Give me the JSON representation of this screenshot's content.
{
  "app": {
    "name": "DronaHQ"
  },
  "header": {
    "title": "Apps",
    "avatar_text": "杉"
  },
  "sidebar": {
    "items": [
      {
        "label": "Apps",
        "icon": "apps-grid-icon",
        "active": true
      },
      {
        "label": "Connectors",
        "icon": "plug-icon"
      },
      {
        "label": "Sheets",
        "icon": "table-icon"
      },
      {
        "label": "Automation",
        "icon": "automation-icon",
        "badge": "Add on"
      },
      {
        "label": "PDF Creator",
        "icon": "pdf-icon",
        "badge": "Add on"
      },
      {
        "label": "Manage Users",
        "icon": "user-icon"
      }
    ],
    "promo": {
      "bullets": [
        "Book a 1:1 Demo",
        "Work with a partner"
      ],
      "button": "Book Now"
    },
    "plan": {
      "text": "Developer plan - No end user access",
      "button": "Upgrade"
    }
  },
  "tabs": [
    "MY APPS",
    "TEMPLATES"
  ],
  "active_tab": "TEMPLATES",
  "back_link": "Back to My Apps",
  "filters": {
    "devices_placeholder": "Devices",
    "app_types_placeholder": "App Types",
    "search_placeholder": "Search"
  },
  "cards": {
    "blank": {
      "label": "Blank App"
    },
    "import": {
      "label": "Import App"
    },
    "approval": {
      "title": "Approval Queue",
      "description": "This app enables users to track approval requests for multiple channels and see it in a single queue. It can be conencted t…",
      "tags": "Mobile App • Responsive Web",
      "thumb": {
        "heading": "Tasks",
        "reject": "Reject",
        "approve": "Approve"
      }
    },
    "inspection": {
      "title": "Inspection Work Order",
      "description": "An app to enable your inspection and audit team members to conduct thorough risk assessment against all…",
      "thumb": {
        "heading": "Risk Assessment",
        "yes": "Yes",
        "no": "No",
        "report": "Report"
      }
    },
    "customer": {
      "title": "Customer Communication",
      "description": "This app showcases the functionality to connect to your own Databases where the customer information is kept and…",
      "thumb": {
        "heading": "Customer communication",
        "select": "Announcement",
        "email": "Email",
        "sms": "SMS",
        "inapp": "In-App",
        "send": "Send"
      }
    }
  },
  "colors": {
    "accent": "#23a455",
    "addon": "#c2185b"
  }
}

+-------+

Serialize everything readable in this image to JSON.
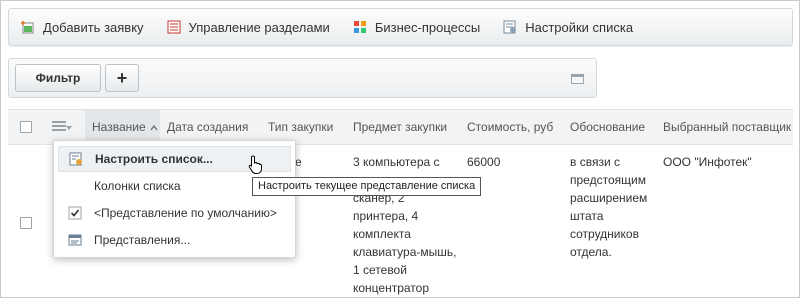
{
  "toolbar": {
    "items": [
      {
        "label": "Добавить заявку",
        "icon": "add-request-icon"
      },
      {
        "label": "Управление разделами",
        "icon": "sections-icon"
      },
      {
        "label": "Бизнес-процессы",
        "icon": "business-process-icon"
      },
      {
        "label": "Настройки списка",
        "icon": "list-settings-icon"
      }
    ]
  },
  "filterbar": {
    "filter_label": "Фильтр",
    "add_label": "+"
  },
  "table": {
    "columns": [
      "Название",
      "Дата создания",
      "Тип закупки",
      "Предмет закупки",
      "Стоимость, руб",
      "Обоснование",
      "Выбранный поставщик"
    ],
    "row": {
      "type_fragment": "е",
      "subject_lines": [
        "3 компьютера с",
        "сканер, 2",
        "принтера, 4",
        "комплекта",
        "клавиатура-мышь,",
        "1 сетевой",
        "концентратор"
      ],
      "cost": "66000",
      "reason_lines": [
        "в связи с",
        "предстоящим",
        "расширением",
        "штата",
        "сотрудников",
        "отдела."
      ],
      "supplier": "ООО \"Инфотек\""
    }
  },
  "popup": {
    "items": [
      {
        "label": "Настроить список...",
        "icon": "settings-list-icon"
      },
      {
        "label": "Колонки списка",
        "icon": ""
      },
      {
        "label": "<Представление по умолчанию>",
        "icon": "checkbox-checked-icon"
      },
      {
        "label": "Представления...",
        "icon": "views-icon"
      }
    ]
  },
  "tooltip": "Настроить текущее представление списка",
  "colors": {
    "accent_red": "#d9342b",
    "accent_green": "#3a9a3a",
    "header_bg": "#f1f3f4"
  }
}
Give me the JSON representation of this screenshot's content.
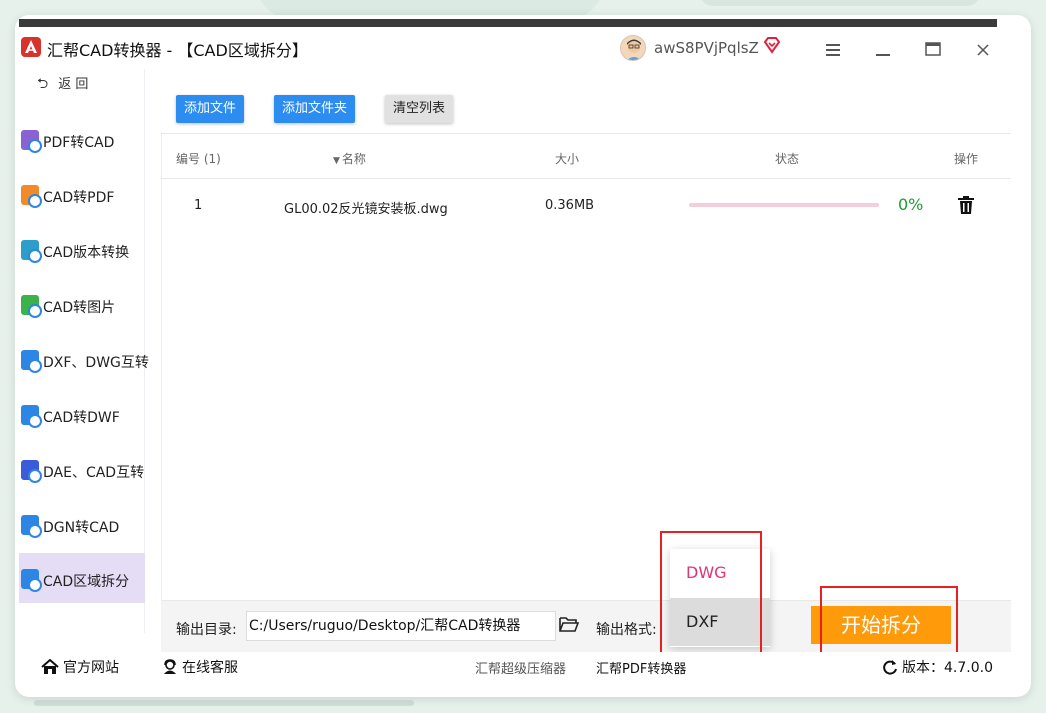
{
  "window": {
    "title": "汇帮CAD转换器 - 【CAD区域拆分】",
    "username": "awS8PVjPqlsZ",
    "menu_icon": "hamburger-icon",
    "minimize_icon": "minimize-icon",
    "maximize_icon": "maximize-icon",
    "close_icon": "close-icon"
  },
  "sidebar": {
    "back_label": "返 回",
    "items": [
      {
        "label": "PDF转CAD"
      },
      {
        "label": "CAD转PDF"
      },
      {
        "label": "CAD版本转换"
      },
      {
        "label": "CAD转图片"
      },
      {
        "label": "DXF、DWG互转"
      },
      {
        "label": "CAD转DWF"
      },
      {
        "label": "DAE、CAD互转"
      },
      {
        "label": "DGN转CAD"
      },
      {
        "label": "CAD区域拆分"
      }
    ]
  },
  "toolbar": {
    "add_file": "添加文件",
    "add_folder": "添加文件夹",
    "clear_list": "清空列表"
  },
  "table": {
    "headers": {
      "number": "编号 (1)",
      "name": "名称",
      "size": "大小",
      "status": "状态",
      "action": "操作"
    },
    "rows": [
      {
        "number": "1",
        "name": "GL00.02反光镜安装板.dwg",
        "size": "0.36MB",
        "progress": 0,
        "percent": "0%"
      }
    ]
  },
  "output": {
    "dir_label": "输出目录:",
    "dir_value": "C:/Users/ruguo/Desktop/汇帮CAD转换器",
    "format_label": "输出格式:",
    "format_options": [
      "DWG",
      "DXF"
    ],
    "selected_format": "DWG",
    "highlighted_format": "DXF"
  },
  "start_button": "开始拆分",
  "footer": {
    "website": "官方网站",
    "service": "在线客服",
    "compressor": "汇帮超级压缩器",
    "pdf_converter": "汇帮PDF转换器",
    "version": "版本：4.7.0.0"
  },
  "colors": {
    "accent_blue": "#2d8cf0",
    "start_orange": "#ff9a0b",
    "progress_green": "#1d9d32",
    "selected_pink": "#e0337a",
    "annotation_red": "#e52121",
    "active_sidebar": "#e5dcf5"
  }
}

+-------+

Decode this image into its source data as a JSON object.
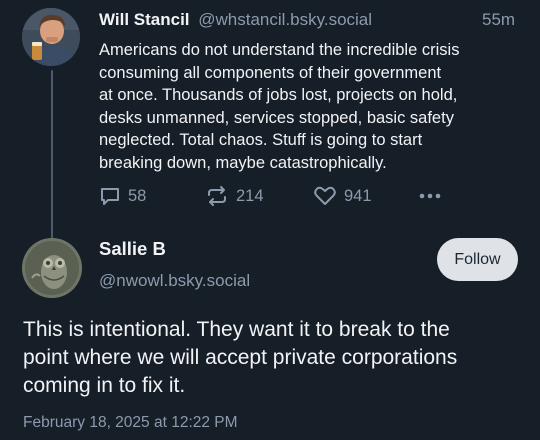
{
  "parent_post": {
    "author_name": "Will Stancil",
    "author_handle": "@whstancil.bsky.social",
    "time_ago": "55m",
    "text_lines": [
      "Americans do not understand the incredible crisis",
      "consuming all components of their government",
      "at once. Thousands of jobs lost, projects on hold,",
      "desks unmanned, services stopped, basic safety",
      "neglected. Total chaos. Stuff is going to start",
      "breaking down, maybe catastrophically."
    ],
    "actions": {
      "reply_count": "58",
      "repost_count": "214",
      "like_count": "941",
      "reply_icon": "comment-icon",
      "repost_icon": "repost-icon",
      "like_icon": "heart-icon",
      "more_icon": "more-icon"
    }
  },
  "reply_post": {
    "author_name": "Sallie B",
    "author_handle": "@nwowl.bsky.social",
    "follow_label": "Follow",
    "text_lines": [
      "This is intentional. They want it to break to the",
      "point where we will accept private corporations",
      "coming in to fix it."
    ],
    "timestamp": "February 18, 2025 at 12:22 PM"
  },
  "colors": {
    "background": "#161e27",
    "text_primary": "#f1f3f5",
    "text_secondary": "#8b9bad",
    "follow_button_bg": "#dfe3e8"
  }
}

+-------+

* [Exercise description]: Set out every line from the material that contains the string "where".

* [Final answer]:
      "description": "This app showcases the functionality to connect to your own Databases where the customer information is kept and…",
      "point where we will accept private corporations",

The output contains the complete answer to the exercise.